It’s okay to be a little jealous. Really. It makes sense.
Consider the plight of the Suns.
They are tethered to the 13th pick in the draft for seemingly the 13th consecutive year.
The coach is perhaps a target of a coaching search by his alma mater — and even if he isn’t, you’re a little alarmed that he’d make more money coaching college kids in Ames, Iowa, than he would coaching pros in Phoenix, Arizona.
They’ll likely spend the summer renewing their vows to a two-point guard system that may or may not actually work.
And anyone who says “things are better in twos” clearly never met the Morris twins.
With the NBA Finals approaching, you can cast your eyes to the West and see your former GM is now the Golden State Warriors’ head coach. Your former coach is now their assistant, who parlayed the team’s success into a highly-coveted head coaching job. The style of play that you once swore to friends was capable of winning it all is four wins away from actually doing it.
Glance longingly to the East and you’ll see the former Suns media relations guy-turned-Wonderboy GM. You’ll see one of the remaining artifacts from the aforementioned “Seven Seconds or Less” era on the verge of another title.
You might be wondering what you did to deserve all this. If you want to feel that way, go right ahead.
If you could, you’d pull a Superman; fly as fast as you can around Planet Orange, send us back in time and allow us to keep Steve Kerr, Alvin Gentry and/or David Griffin. Perhaps you’ve caught yourself thinking that if they still had one or more of those guys the Suns wouldn’t be in the spot they are.
Or perhaps you read Dan Bickley’s column in which Gentry himself says, “If (the Suns) hadn’t gotten rid of people, that would’ve been us.”
The problem with that — aside from the whole flawed time travel thing — is that there are no guarantees anything would be any different. None. It’s an overly simple solution to an incredibly complex problem.
After the Suns’ last appearance in the Western Conference Finals it was widely believed by everyone they were on the doorstep of a major rebuild. Steve Nash was getting old. Amar’e Stoudamire’s knees were getting creaky. The run and the fun was over. It was going to be a challenge no matter who was in charge.
You could argue Kerr or Gentry or Griffin would have attacked the problem and yielded better results, and maybe you’re right. If you want to argue that they would have done better than Lance Blanks — the second-worst GM in Phoenix sports history — then you’re probably right. But maybe you’re wrong. You just don’t know.

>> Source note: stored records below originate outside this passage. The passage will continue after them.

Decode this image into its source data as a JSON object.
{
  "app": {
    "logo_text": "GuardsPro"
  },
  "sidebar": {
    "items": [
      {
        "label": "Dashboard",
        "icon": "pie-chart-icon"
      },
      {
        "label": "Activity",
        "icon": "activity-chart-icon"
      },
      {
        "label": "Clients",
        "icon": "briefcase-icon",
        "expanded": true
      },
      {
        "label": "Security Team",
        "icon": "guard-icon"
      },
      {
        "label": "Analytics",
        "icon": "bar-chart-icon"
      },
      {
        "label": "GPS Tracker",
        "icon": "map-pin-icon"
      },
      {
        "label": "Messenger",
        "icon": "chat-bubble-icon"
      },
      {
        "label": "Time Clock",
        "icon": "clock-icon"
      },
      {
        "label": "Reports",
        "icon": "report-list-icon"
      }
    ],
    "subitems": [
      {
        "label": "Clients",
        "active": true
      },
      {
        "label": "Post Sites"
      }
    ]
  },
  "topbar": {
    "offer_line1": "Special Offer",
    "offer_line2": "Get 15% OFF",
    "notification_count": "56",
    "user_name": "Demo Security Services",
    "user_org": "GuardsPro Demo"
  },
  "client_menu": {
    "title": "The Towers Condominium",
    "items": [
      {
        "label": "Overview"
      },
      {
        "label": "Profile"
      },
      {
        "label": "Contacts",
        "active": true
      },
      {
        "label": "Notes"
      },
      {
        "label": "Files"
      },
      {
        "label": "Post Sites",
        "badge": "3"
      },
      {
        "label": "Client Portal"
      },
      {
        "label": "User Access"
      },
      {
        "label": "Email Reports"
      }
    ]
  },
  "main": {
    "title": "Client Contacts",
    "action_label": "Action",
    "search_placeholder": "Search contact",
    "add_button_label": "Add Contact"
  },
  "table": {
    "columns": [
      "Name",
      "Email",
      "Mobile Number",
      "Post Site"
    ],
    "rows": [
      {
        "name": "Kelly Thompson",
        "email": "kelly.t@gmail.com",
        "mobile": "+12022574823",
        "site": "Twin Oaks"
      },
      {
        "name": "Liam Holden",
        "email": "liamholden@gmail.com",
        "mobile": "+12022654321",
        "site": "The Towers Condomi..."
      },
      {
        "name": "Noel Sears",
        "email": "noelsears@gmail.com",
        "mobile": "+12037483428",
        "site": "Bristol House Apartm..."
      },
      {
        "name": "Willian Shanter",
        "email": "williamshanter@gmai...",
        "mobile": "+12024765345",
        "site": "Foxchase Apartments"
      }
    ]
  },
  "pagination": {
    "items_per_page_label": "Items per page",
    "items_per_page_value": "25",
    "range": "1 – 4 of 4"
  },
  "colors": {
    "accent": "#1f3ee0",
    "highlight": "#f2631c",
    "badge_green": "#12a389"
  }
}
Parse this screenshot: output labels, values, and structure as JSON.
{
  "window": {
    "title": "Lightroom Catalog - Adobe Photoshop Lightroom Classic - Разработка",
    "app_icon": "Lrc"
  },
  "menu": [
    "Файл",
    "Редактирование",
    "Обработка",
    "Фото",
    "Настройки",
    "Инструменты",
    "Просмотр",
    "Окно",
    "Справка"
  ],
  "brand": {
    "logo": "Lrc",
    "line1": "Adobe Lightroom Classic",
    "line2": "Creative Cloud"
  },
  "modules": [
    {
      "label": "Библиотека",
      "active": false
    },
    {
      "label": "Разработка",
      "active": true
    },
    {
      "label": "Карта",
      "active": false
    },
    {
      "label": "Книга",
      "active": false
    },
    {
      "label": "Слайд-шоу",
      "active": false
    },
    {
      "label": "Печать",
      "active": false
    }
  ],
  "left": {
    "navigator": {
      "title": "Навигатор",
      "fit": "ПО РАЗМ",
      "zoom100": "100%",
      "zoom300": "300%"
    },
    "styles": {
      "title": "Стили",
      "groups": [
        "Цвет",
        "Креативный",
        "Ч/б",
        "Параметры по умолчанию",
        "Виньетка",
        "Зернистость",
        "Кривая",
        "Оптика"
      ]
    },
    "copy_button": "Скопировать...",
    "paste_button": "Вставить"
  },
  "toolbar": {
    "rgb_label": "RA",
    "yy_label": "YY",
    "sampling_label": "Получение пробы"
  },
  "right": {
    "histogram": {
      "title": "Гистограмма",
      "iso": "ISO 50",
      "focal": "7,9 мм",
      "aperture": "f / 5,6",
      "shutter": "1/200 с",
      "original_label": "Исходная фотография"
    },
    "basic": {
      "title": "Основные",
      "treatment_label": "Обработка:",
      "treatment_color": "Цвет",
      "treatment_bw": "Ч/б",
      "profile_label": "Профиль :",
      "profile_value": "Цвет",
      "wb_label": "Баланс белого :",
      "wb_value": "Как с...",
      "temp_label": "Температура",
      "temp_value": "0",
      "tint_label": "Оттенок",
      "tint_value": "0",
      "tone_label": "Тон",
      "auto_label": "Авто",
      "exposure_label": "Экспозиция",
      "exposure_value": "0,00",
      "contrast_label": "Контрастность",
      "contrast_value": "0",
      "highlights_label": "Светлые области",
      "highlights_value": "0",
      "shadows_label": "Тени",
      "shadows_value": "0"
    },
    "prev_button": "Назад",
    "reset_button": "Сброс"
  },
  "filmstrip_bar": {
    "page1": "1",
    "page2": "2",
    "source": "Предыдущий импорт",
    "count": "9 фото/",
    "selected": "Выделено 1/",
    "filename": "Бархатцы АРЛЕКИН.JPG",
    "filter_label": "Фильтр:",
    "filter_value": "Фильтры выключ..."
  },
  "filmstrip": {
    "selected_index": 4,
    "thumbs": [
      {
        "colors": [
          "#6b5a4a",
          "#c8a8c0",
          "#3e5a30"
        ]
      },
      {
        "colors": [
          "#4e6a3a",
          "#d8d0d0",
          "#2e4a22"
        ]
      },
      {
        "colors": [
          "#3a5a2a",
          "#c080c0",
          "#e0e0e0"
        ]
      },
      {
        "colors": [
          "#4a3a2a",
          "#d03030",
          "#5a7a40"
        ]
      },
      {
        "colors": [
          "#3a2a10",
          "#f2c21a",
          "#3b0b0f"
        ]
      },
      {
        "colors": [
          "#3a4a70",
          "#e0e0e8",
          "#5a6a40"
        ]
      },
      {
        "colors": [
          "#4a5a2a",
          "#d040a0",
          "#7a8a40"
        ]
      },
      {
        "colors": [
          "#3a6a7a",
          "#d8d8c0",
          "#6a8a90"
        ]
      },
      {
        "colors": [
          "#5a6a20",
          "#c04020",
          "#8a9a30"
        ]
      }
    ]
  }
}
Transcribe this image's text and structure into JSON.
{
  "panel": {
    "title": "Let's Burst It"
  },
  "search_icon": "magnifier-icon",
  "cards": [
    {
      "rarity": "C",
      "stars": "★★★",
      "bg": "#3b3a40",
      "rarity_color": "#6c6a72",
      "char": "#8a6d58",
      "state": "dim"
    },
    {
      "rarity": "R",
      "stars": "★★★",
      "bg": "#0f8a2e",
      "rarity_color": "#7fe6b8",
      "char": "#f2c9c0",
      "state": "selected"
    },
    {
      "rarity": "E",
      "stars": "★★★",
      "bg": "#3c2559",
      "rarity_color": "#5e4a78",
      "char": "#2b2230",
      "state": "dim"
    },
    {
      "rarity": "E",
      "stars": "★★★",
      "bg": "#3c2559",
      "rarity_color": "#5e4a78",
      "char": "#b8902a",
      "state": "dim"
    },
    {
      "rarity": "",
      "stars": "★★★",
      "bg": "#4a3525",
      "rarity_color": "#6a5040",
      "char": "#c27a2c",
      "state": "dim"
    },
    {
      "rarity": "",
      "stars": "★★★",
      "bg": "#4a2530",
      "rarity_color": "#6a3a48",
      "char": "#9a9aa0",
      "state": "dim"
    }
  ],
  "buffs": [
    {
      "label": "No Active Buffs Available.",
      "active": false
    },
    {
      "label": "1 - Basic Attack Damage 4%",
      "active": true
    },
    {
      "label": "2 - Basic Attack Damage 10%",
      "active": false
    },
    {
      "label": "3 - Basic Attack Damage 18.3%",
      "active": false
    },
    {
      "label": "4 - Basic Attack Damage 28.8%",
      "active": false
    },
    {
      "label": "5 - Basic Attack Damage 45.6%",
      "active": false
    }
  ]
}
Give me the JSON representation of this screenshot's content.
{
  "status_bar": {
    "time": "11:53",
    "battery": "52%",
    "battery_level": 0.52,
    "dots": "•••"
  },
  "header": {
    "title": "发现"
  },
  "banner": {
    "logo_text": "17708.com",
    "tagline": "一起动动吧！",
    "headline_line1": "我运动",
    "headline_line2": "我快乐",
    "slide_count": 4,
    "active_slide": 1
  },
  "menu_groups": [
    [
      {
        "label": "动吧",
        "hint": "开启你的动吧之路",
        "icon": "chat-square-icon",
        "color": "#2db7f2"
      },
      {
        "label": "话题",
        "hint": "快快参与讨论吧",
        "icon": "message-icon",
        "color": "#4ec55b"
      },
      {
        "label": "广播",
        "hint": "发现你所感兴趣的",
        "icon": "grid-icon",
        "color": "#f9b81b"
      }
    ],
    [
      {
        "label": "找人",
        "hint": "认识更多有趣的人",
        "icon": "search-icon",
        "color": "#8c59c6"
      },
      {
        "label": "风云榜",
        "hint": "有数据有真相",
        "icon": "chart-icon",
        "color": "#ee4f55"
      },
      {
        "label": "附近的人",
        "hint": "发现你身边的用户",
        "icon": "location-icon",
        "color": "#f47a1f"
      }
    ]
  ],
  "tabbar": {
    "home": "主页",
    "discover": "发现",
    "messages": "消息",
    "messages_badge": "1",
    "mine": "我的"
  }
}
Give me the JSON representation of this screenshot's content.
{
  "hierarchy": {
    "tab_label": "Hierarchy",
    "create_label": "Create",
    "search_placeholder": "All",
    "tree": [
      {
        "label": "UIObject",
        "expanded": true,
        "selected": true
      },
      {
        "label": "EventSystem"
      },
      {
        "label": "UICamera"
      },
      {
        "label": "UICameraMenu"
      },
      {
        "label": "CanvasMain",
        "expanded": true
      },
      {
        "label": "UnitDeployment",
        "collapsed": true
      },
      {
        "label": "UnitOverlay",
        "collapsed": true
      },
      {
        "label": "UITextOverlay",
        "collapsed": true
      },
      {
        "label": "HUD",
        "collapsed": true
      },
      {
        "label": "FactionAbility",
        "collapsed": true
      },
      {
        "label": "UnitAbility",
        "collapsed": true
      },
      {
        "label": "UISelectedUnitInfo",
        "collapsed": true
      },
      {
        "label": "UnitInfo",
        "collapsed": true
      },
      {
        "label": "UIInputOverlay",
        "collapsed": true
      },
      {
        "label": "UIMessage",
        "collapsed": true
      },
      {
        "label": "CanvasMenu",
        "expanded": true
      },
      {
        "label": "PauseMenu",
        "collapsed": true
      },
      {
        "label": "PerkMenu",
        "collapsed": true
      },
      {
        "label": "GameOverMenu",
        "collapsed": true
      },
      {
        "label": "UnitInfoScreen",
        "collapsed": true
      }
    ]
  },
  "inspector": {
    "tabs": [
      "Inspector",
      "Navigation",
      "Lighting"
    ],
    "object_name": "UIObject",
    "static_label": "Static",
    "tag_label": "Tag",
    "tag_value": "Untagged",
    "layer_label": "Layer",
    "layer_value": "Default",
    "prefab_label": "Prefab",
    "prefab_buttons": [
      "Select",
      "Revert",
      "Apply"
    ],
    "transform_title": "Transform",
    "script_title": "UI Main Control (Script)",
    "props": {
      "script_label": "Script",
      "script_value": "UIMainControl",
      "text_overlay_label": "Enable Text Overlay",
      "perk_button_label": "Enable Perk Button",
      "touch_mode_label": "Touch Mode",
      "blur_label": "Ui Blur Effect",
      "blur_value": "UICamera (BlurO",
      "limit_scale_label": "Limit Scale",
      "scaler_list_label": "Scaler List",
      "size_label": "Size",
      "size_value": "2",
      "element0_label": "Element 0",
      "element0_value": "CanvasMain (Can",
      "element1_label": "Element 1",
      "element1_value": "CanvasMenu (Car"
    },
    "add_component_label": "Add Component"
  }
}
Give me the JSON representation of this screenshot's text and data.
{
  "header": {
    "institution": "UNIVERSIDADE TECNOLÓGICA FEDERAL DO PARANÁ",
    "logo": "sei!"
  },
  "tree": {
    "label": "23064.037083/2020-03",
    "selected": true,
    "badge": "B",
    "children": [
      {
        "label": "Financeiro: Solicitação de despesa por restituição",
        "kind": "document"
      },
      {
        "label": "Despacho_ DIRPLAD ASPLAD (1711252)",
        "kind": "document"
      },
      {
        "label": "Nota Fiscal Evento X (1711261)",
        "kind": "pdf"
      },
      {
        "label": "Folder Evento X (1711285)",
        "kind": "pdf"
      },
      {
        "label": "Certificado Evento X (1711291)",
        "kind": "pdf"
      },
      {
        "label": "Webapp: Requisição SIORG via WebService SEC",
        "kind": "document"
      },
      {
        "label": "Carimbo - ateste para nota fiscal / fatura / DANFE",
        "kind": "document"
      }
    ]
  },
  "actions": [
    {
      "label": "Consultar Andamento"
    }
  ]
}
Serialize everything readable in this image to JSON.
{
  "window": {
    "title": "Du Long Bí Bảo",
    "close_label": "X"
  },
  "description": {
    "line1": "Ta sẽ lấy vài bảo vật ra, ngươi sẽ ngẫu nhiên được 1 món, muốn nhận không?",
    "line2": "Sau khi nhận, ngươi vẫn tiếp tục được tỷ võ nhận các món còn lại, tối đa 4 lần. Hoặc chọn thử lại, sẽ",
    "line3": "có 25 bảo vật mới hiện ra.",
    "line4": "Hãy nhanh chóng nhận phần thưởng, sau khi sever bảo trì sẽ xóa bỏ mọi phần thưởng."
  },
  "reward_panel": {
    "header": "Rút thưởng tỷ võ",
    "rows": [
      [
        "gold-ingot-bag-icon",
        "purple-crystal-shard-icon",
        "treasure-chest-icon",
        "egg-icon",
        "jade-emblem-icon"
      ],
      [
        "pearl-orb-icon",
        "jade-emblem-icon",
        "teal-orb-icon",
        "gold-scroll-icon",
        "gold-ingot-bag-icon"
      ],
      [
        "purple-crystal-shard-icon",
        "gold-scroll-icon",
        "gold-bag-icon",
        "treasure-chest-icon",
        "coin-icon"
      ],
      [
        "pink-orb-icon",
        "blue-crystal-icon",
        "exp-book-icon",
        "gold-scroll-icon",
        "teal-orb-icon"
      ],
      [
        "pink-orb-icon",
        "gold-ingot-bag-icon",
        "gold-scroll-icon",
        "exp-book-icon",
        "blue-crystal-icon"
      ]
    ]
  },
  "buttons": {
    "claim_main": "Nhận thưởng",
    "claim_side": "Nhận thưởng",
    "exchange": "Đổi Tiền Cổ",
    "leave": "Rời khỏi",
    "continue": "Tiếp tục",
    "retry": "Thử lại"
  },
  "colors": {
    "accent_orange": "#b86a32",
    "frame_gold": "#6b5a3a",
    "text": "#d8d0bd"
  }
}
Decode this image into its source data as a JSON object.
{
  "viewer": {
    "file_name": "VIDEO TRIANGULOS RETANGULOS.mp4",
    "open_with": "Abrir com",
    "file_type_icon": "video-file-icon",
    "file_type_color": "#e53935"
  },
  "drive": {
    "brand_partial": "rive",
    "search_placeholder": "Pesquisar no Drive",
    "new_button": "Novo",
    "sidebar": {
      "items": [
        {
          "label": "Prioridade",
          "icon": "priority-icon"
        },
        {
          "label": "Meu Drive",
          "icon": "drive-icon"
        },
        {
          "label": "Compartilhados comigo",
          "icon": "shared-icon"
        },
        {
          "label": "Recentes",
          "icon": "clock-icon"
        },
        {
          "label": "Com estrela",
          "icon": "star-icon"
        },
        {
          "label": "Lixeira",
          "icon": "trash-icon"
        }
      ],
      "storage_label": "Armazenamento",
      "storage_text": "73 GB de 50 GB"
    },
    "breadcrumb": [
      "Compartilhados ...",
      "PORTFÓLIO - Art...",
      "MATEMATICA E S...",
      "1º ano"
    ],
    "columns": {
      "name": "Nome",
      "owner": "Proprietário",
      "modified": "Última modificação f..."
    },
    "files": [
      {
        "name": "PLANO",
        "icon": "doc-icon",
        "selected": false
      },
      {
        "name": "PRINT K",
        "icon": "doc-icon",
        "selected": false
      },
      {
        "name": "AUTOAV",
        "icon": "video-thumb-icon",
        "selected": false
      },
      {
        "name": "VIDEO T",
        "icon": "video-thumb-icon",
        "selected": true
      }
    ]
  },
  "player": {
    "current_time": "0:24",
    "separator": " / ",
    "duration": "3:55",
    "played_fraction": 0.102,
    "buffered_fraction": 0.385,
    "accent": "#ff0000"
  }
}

Rebuilding in the NBA is hard — the hardest of any of the major team sports. It’s a job made easier when you have superstars like Steph Curry and LeBron James to build around.
No disrespect (something you’re required to say right before you disrespect someone) to Kerr or Gentry or Griffin, but they aren’t the primary reasons why their teams are where they are. Those three certainly deserve credit for shaping the clay.
The problem for the Suns five years ago was that they were fresh out of clay.